With global travel disruptions reaching six months, lawful permanent residents (LPRs) and conditional permanent residents (CPRs) who are abroad and cannot currently travel back to the United States due to the Coronavirus Disease 2019 (COVID-19) pandemic are experiencing extended absences from the United States. Absences from the United States between six months to one year by a permanent resident may result in questioning at the time of reentry to the United States by the inspecting officer. Absences from the United States of more than one year can be more problematic. Those LPRs or CPRs who cannot, for whatever reason, return to the United States within the required timeframe may need to secure a “returning resident visa” from a U.S. consulate or embassy abroad.
LPRs or CPRs who have remained outside the United States for longer than one year, or beyond the validity period of a two-year re-entry permit, may require a returning resident visa to re-enter the United States and resume permanent residence. The returning resident visa is intended for LPRs or CPRs who departed the United States with the intention of returning to the United States, and only prolonged their stay outside the country due to circumstances beyond their control. For an LPR or CPR, qualifying reasons for remaining outside the United States for longer than one year or beyond the validity period of a two-year re-entry permit could include, but are not limited to, severe illness, pregnancy, third-party withholding of passport or travel documents, or government restrictions on outbound international travel such as those that may have been caused by the COVID-19 pandemic. Returning resident visa applicants must be able to justify their excessive absence from the United States due to circumstances “beyond their control” while presenting sufficient support for their continuous desire to promptly resume residence in the United States due to strong and continuous financial, employment, family, and social ties to the country.
LPRs or CPRs abroad with the possibility of remaining outside the United States for longer than one year, or beyond the validity period of a two-year re-entry permit, should be cognizant of the requirement of maintaining and being able to document continuous financial, employment, family and social ties to the United States. Such documents could include copies of U.S. income tax returns, property ownership documentation, employment documentation, and evidence of family and social ties, among other relevant documentation. This documentation will potentially establish that the original intent of the trip was temporary in nature. Due to the infrequent availability of appointment dates as U.S. consulates and embassies worldwide gradually resume routine services following initial closures due to COVID-19, returning resident visa applicants are encouraged to plan their applications sooner rather than later to avoid prolonging their stays abroad even further throughout the application process, which is substantively similar to that of other immigrant visa applications and also requires a medical examination.
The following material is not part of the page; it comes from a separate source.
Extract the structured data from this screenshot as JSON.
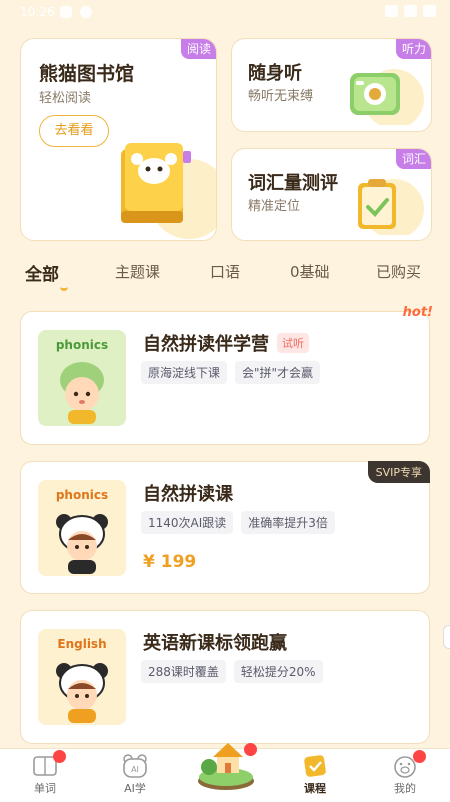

*Special thanks to Chris Costa for his valuable assistance with this GT blog post.